(Data about app and page elements)
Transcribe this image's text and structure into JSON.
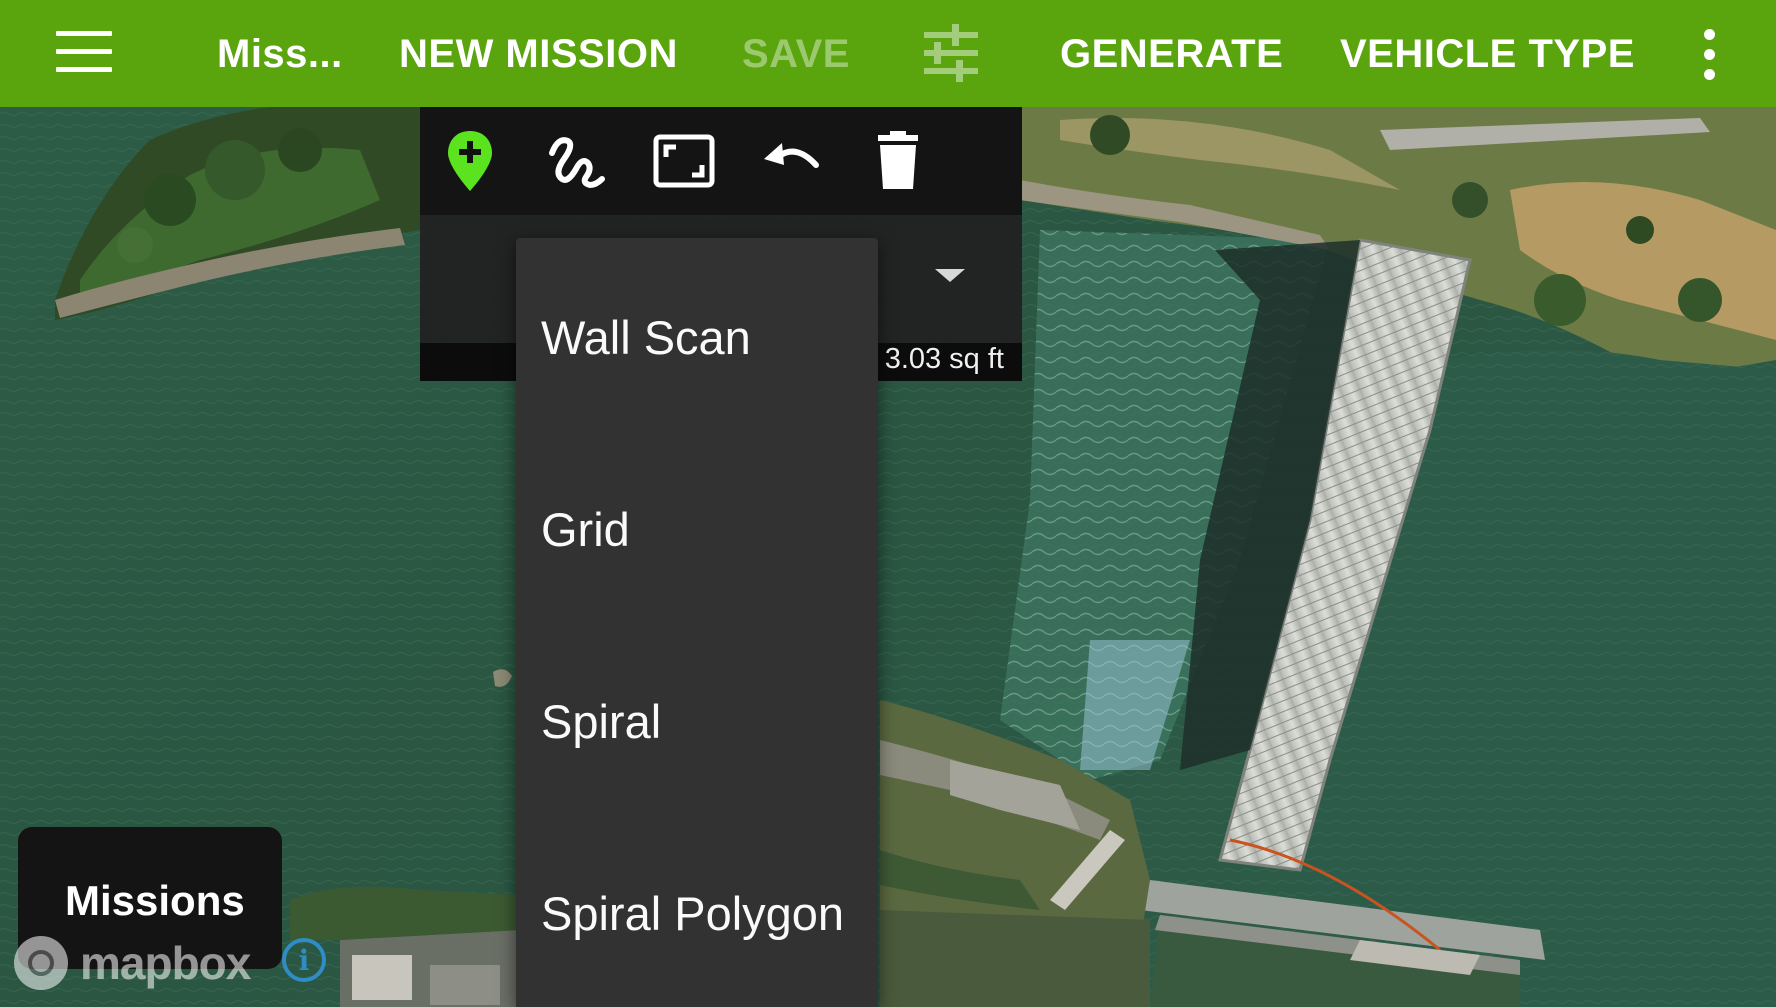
{
  "app_bar": {
    "title": "Miss...",
    "new_mission_label": "NEW MISSION",
    "save_label": "SAVE",
    "generate_label": "GENERATE",
    "vehicle_type_label": "VEHICLE TYPE",
    "icons": {
      "menu": "hamburger-menu-icon",
      "tune": "tune-sliders-icon",
      "overflow": "more-vertical-icon"
    },
    "color": "#5aa50e"
  },
  "panel": {
    "tools": [
      {
        "name": "add-waypoint-icon",
        "color": "#5be320"
      },
      {
        "name": "freehand-draw-icon"
      },
      {
        "name": "fit-to-screen-icon"
      },
      {
        "name": "undo-icon"
      },
      {
        "name": "delete-icon"
      }
    ],
    "area_text": "3.03 sq ft"
  },
  "pattern_menu": {
    "items": [
      "Wall Scan",
      "Grid",
      "Spiral",
      "Spiral Polygon"
    ]
  },
  "missions_button": {
    "label": "Missions"
  },
  "attribution": {
    "logo_text": "mapbox",
    "info_icon": "info-icon"
  }
}
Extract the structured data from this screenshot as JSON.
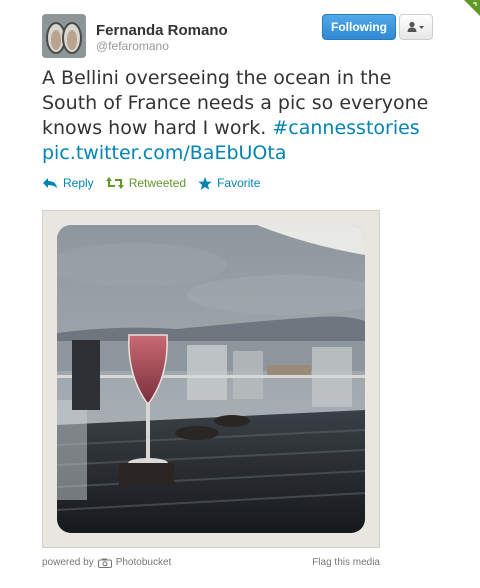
{
  "user": {
    "fullname": "Fernanda Romano",
    "screenname": "@fefaromano"
  },
  "buttons": {
    "follow_label": "Following"
  },
  "tweet": {
    "text_plain": "A Bellini overseeing the ocean in the South of France needs a pic so everyone knows how hard I work.",
    "hashtag": "#cannesstories",
    "media_link": "pic.twitter.com/BaEbUOta"
  },
  "actions": {
    "reply": "Reply",
    "retweeted": "Retweeted",
    "favorite": "Favorite"
  },
  "media": {
    "powered_by": "powered by",
    "provider": "Photobucket",
    "flag_label": "Flag this media"
  },
  "colors": {
    "link": "#0084b4",
    "retweet_green": "#609928",
    "follow_blue": "#2f8ad4"
  }
}
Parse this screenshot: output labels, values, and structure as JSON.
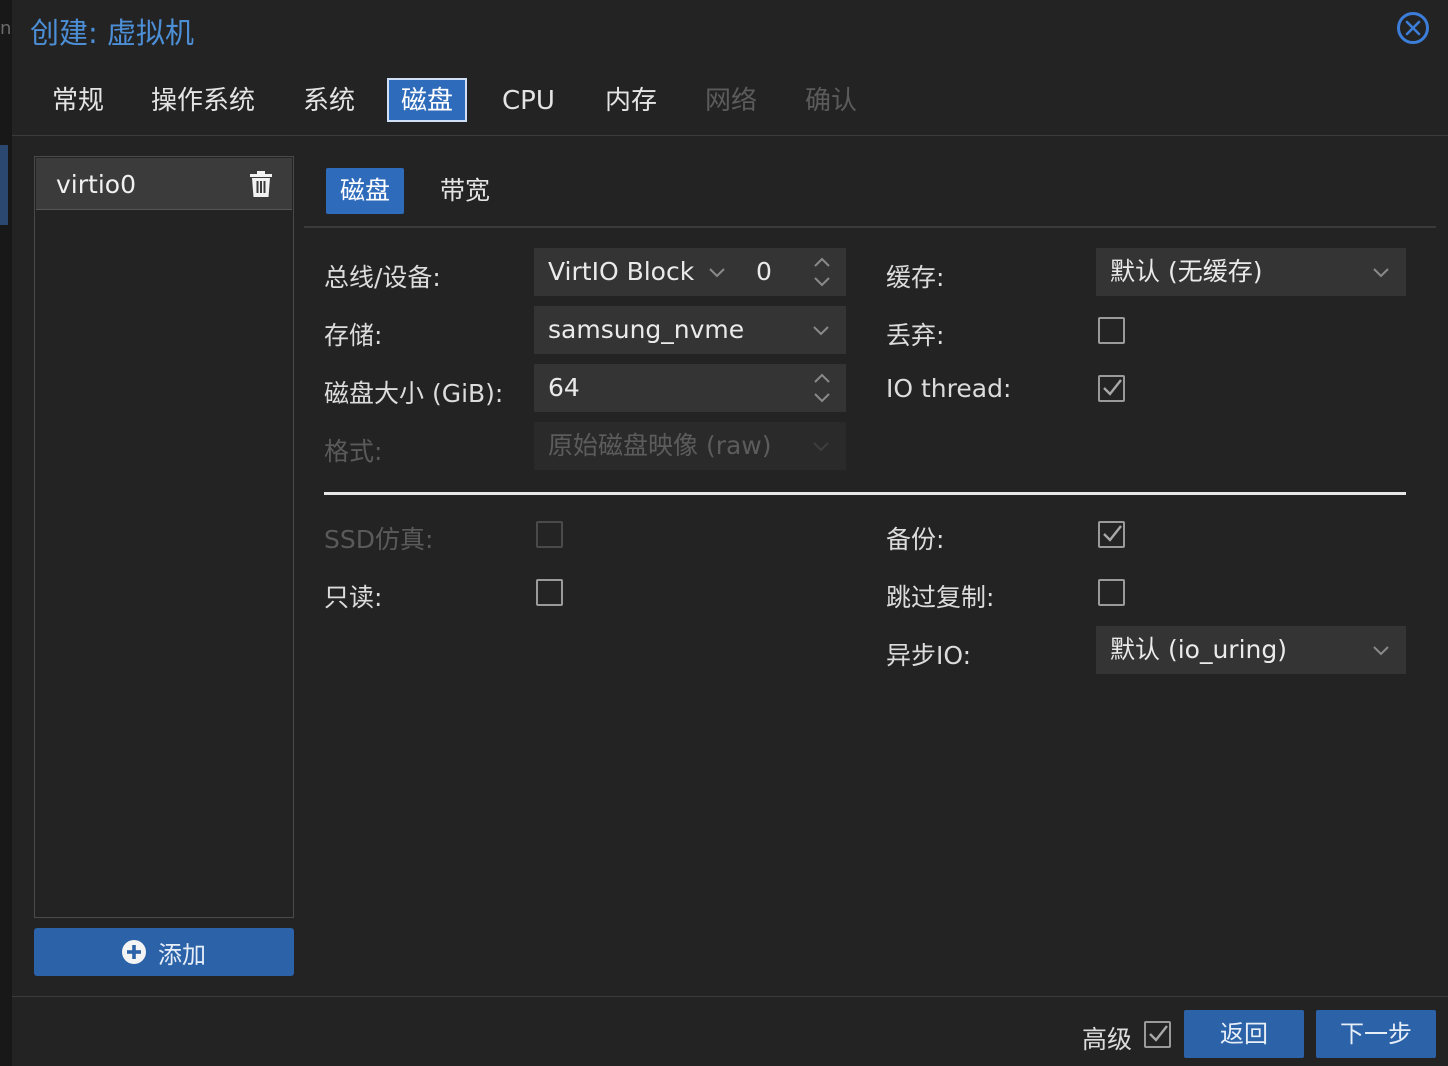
{
  "edge": {
    "fragment": "ne"
  },
  "dialog": {
    "title": "创建: 虚拟机"
  },
  "tabs": [
    {
      "label": "常规",
      "state": "normal"
    },
    {
      "label": "操作系统",
      "state": "normal"
    },
    {
      "label": "系统",
      "state": "normal"
    },
    {
      "label": "磁盘",
      "state": "active"
    },
    {
      "label": "CPU",
      "state": "normal"
    },
    {
      "label": "内存",
      "state": "normal"
    },
    {
      "label": "网络",
      "state": "disabled"
    },
    {
      "label": "确认",
      "state": "disabled"
    }
  ],
  "disk_list": {
    "items": [
      {
        "label": "virtio0",
        "icon": "trash-icon"
      }
    ],
    "add_label": "添加"
  },
  "subtabs": [
    {
      "label": "磁盘",
      "state": "active"
    },
    {
      "label": "带宽",
      "state": "normal"
    }
  ],
  "form": {
    "bus_device": {
      "label": "总线/设备:",
      "bus": "VirtIO Block",
      "device": "0"
    },
    "storage": {
      "label": "存储:",
      "value": "samsung_nvme"
    },
    "disk_size": {
      "label": "磁盘大小 (GiB):",
      "value": "64"
    },
    "format": {
      "label": "格式:",
      "value": "原始磁盘映像 (raw)",
      "disabled": true
    },
    "cache": {
      "label": "缓存:",
      "value": "默认 (无缓存)"
    },
    "discard": {
      "label": "丢弃:",
      "checked": false
    },
    "io_thread": {
      "label": "IO thread:",
      "checked": true
    },
    "ssd_emulation": {
      "label": "SSD仿真:",
      "checked": false,
      "disabled": true
    },
    "readonly": {
      "label": "只读:",
      "checked": false
    },
    "backup": {
      "label": "备份:",
      "checked": true
    },
    "skip_replication": {
      "label": "跳过复制:",
      "checked": false
    },
    "async_io": {
      "label": "异步IO:",
      "value": "默认 (io_uring)"
    }
  },
  "footer": {
    "advanced_label": "高级",
    "advanced_checked": true,
    "back_label": "返回",
    "next_label": "下一步"
  },
  "colors": {
    "accent": "#2f6bbb",
    "button": "#2c62a8",
    "title": "#4c8fd6",
    "background": "#232323"
  }
}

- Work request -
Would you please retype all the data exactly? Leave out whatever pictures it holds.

- Problem solution -
Transcribe this image's text and structure into JSON.
{
  "app_bar": {
    "title": "Miss...",
    "new_mission_label": "NEW MISSION",
    "save_label": "SAVE",
    "generate_label": "GENERATE",
    "vehicle_type_label": "VEHICLE TYPE",
    "icons": {
      "menu": "hamburger-menu-icon",
      "tune": "tune-sliders-icon",
      "overflow": "more-vertical-icon"
    },
    "color": "#5aa50e"
  },
  "panel": {
    "tools": [
      {
        "name": "add-waypoint-icon",
        "color": "#5be320"
      },
      {
        "name": "freehand-draw-icon"
      },
      {
        "name": "fit-to-screen-icon"
      },
      {
        "name": "undo-icon"
      },
      {
        "name": "delete-icon"
      }
    ],
    "area_text": "3.03 sq ft"
  },
  "pattern_menu": {
    "items": [
      "Wall Scan",
      "Grid",
      "Spiral",
      "Spiral Polygon"
    ]
  },
  "missions_button": {
    "label": "Missions"
  },
  "attribution": {
    "logo_text": "mapbox",
    "info_icon": "info-icon"
  }
}
Extract the structured data from this screenshot as JSON.
{
  "user": {
    "fullname": "Fernanda Romano",
    "screenname": "@fefaromano"
  },
  "buttons": {
    "follow_label": "Following"
  },
  "tweet": {
    "text_plain": "A Bellini overseeing the ocean in the South of France needs a pic so everyone knows how hard I work.",
    "hashtag": "#cannesstories",
    "media_link": "pic.twitter.com/BaEbUOta"
  },
  "actions": {
    "reply": "Reply",
    "retweeted": "Retweeted",
    "favorite": "Favorite"
  },
  "media": {
    "powered_by": "powered by",
    "provider": "Photobucket",
    "flag_label": "Flag this media"
  },
  "colors": {
    "link": "#0084b4",
    "retweet_green": "#609928",
    "follow_blue": "#2f8ad4"
  }
}
Parse this screenshot: output labels, values, and structure as JSON.
{
  "edge": {
    "fragment": "ne"
  },
  "dialog": {
    "title": "创建: 虚拟机"
  },
  "tabs": [
    {
      "label": "常规",
      "state": "normal"
    },
    {
      "label": "操作系统",
      "state": "normal"
    },
    {
      "label": "系统",
      "state": "normal"
    },
    {
      "label": "磁盘",
      "state": "active"
    },
    {
      "label": "CPU",
      "state": "normal"
    },
    {
      "label": "内存",
      "state": "normal"
    },
    {
      "label": "网络",
      "state": "disabled"
    },
    {
      "label": "确认",
      "state": "disabled"
    }
  ],
  "disk_list": {
    "items": [
      {
        "label": "virtio0",
        "icon": "trash-icon"
      }
    ],
    "add_label": "添加"
  },
  "subtabs": [
    {
      "label": "磁盘",
      "state": "active"
    },
    {
      "label": "带宽",
      "state": "normal"
    }
  ],
  "form": {
    "bus_device": {
      "label": "总线/设备:",
      "bus": "VirtIO Block",
      "device": "0"
    },
    "storage": {
      "label": "存储:",
      "value": "samsung_nvme"
    },
    "disk_size": {
      "label": "磁盘大小 (GiB):",
      "value": "64"
    },
    "format": {
      "label": "格式:",
      "value": "原始磁盘映像 (raw)",
      "disabled": true
    },
    "cache": {
      "label": "缓存:",
      "value": "默认 (无缓存)"
    },
    "discard": {
      "label": "丢弃:",
      "checked": false
    },
    "io_thread": {
      "label": "IO thread:",
      "checked": true
    },
    "ssd_emulation": {
      "label": "SSD仿真:",
      "checked": false,
      "disabled": true
    },
    "readonly": {
      "label": "只读:",
      "checked": false
    },
    "backup": {
      "label": "备份:",
      "checked": true
    },
    "skip_replication": {
      "label": "跳过复制:",
      "checked": false
    },
    "async_io": {
      "label": "异步IO:",
      "value": "默认 (io_uring)"
    }
  },
  "footer": {
    "advanced_label": "高级",
    "advanced_checked": true,
    "back_label": "返回",
    "next_label": "下一步"
  },
  "colors": {
    "accent": "#2f6bbb",
    "button": "#2c62a8",
    "title": "#4c8fd6",
    "background": "#232323"
  }
}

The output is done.